Keywordsdecoctosome bencaosome sphinganine
This work was supported by the National Natural Science Foundation of China (81788101), the Ministry of Science and Technology of China (2015CB553406), the National Natural Science Foundation of China (81490531) and the CAMS Innovation Fund for Medical Sciences (2017-I2M-1-009).
- Du, J., Liang, Z., Xu, J., Zhao, Y., Li, X., Zhang, Y., Zhao, D., Chen, R., Liu, Y., Joshi, T., et al. (2017). Plant-derived phosphocholine facilitates cellular uptake of anti-pulmonary fibrotic HJT-sRNA-m7. Sci China Life Sci 15.Google Scholar
- Huang, F., Du, J., Liang, Z., Xu, Z., Xu, J., Zhao, Y., Lin, Y., Mei, S., He, Q., Zhu, J., et al. (2018). Large-scale analysis of small RNAs derived from traditional Chinese herbs in human tissues. Sci China Life Sci 431.Google Scholar
- Théry, C., Amigorena, S., Raposo, G., and Clayton, A. (2006). Isolation and characterization of exosomes from cell culture supernatants and biological fluids. Curr Prot Cell Biol 30, 3.22.1–3.22.29.Google Scholar

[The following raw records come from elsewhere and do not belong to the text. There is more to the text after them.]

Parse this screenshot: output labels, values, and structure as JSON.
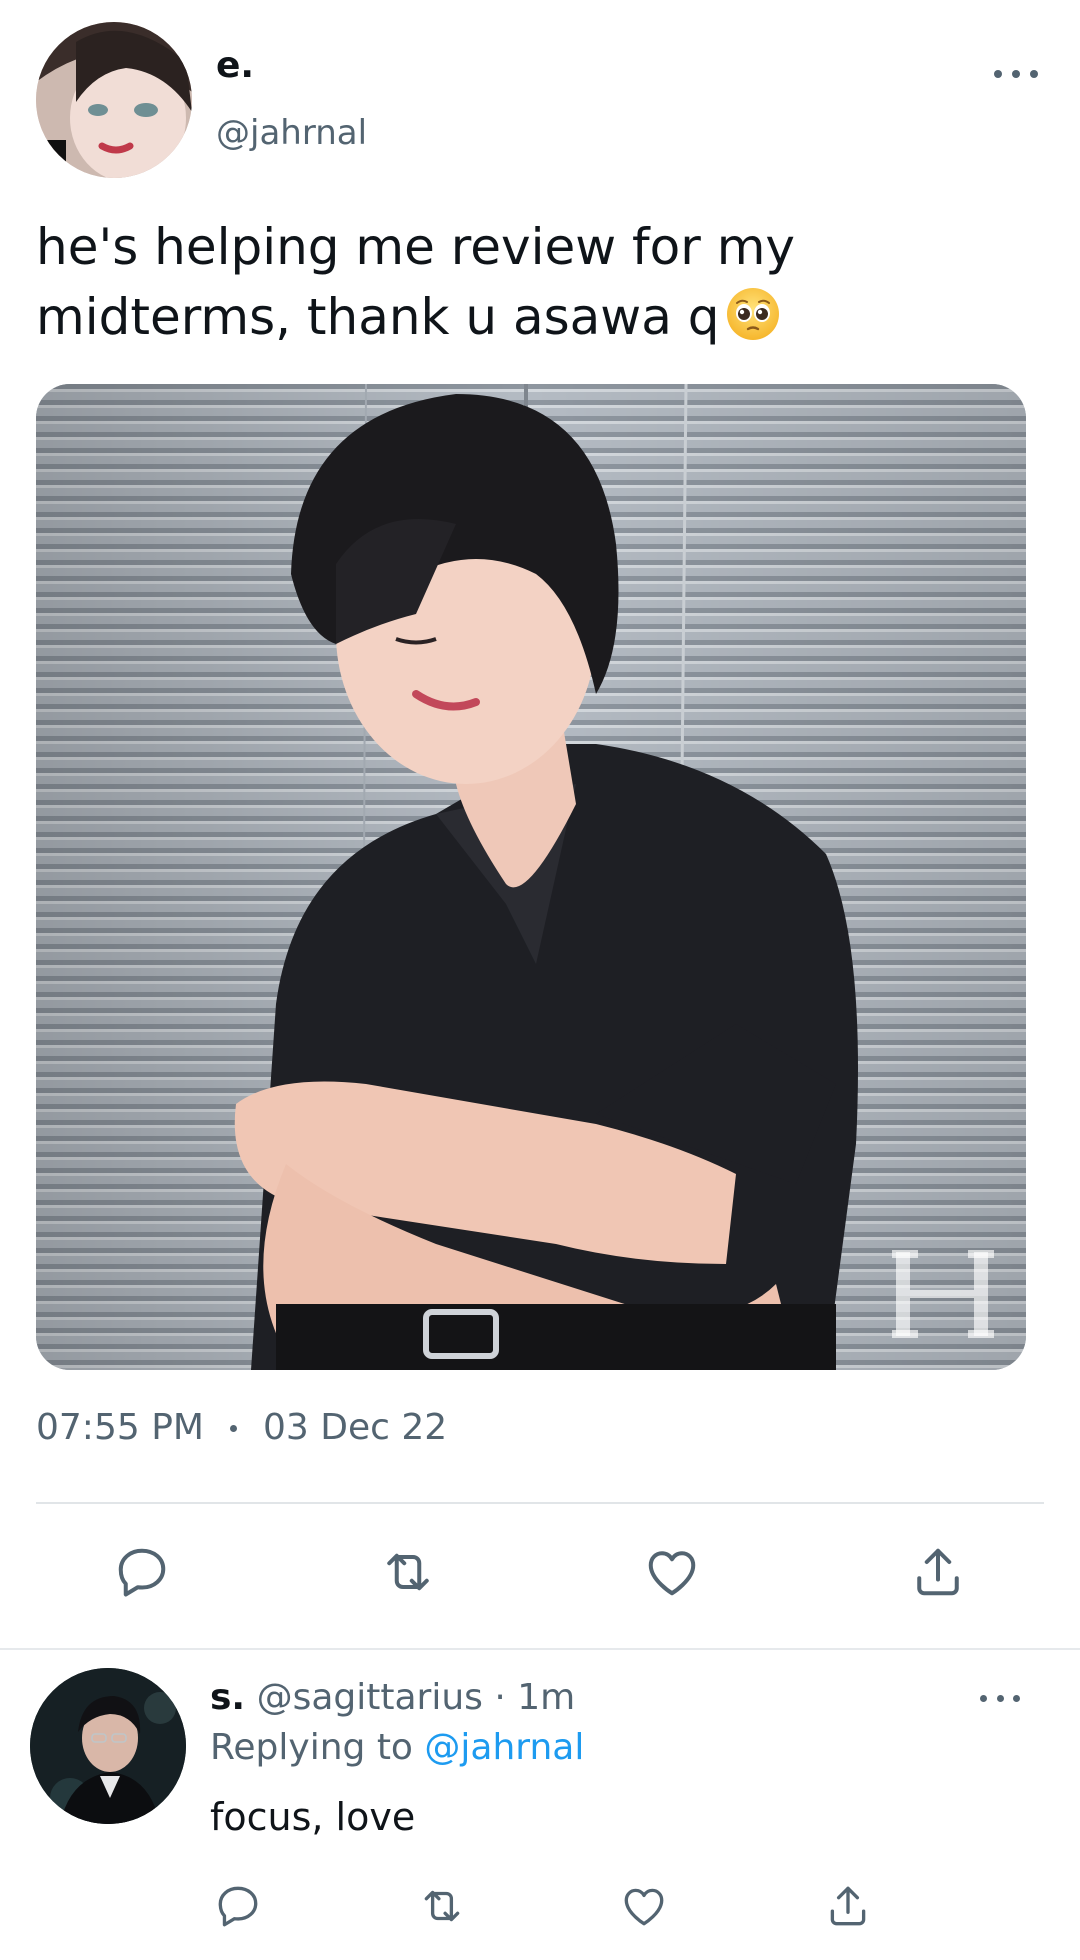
{
  "tweet": {
    "author_name": "e.",
    "author_handle": "@jahrnal",
    "text": "he's helping me review for my midterms, thank u asawa q",
    "emoji": "pleading-face",
    "time": "07:55 PM",
    "date": "03 Dec 22"
  },
  "reply": {
    "author_name": "s.",
    "author_handle": "@sagittarius",
    "separator": " · ",
    "age": "1m",
    "replying_prefix": "Replying to ",
    "replying_to": "@jahrnal",
    "text": "focus, love"
  },
  "icons": {
    "reply": "reply-icon",
    "retweet": "retweet-icon",
    "like": "heart-icon",
    "share": "share-icon",
    "more": "more-icon"
  },
  "colors": {
    "text_primary": "#0f1419",
    "text_secondary": "#536471",
    "link": "#1d9bf0",
    "divider": "#e1e5e8"
  }
}
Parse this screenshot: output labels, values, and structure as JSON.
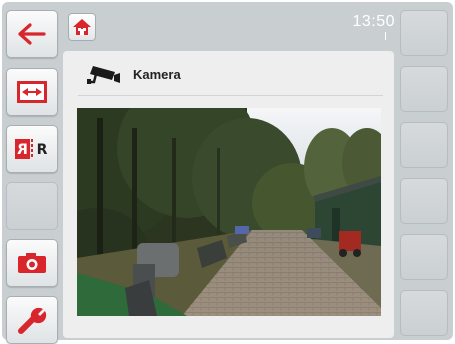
{
  "header": {
    "clock": "13:50"
  },
  "sidebar_left": {
    "buttons": [
      {
        "name": "back-button",
        "icon": "arrow-left-icon"
      },
      {
        "name": "fit-screen-button",
        "icon": "fit-screen-icon"
      },
      {
        "name": "mirror-button",
        "icon": "mirror-r-icon",
        "label": "R"
      },
      {
        "name": "empty-slot",
        "icon": ""
      },
      {
        "name": "snapshot-button",
        "icon": "camera-icon"
      },
      {
        "name": "settings-button",
        "icon": "wrench-icon"
      }
    ]
  },
  "panel": {
    "title": "Kamera",
    "icon": "surveillance-camera-icon"
  },
  "colors": {
    "accent": "#d9262c",
    "background": "#c9ced1",
    "panel": "#eeeeee"
  }
}
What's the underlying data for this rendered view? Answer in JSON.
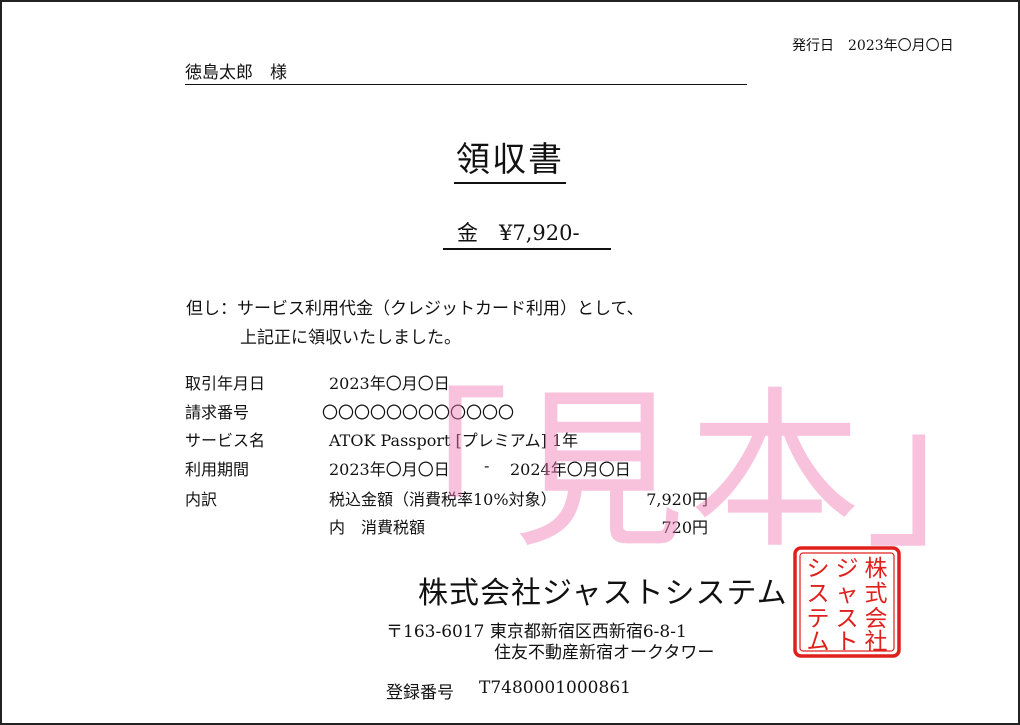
{
  "receipt": {
    "issue_date": "発行日　2023年〇月〇日",
    "recipient": "徳島太郎　様",
    "title": "領収書",
    "amount": "金　¥7,920-",
    "note_line1": "但し：サービス利用代金（クレジットカード利用）として、",
    "note_line2": "上記正に領収いたしました。",
    "details": {
      "transaction_date_label": "取引年月日",
      "transaction_date_value": "2023年〇月〇日",
      "invoice_number_label": "請求番号",
      "invoice_number_value": "〇〇〇〇〇〇〇〇〇〇〇〇",
      "service_name_label": "サービス名",
      "service_name_value": "ATOK Passport [プレミアム] 1年",
      "period_label": "利用期間",
      "period_start": "2023年〇月〇日",
      "period_dash": "-",
      "period_end": "2024年〇月〇日",
      "breakdown_label": "内訳",
      "tax_included_label": "税込金額（消費税率10%対象）",
      "tax_included_value": "7,920円",
      "consumption_tax_label": "内　消費税額",
      "consumption_tax_value": "720円"
    },
    "issuer": {
      "company_name": "株式会社ジャストシステム",
      "address_line1": "〒163-6017 東京都新宿区西新宿6-8-1",
      "address_line2": "住友不動産新宿オークタワー",
      "registration_label": "登録番号",
      "registration_value": "T7480001000861"
    },
    "watermark": "「見本」",
    "seal": {
      "text_columns": [
        "株式会社",
        "ジャスト",
        "システム"
      ],
      "color": "#e0201c"
    }
  }
}
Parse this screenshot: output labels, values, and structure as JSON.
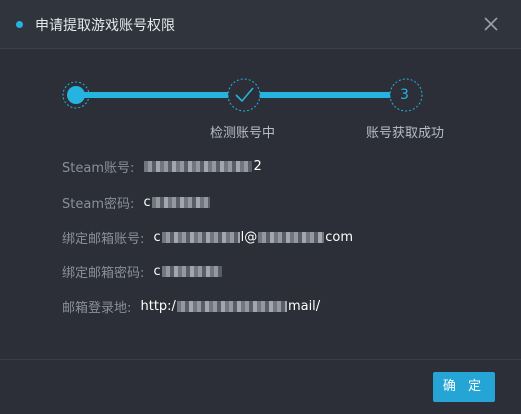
{
  "dialog": {
    "title": "申请提取游戏账号权限",
    "accent_color": "#25b3e0",
    "confirm_label": "确 定"
  },
  "stepper": {
    "steps": [
      {
        "label": "",
        "status": "active"
      },
      {
        "label": "检测账号中",
        "status": "done"
      },
      {
        "label": "账号获取成功",
        "number": "3",
        "status": "pending"
      }
    ]
  },
  "fields": [
    {
      "label": "Steam账号:",
      "value_prefix": "",
      "value_suffix": "2"
    },
    {
      "label": "Steam密码:",
      "value_prefix": "c",
      "value_suffix": ""
    },
    {
      "label": "绑定邮箱账号:",
      "value_prefix": "c",
      "value_mid": "l@",
      "value_suffix": "com"
    },
    {
      "label": "绑定邮箱密码:",
      "value_prefix": "c",
      "value_suffix": ""
    },
    {
      "label": "邮箱登录地:",
      "value_prefix": "http:/",
      "value_suffix": "mail/"
    }
  ]
}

- Yang, N., Dong, Z., Tian, G., Zhu, M., Li, C., Bu, W., Chen, J., Hou, X., Liu, Y., Wang, G., et al. (2016). Protective effects of organic acid component from Taraxacum mongolicum Hand.-Mazz. against LPSinduced inflammation: Regulating the TLR4/IKK/NF-κB signal pathway. J Ethnopharmacol 194, 395–402.CrossRefGoogle Scholar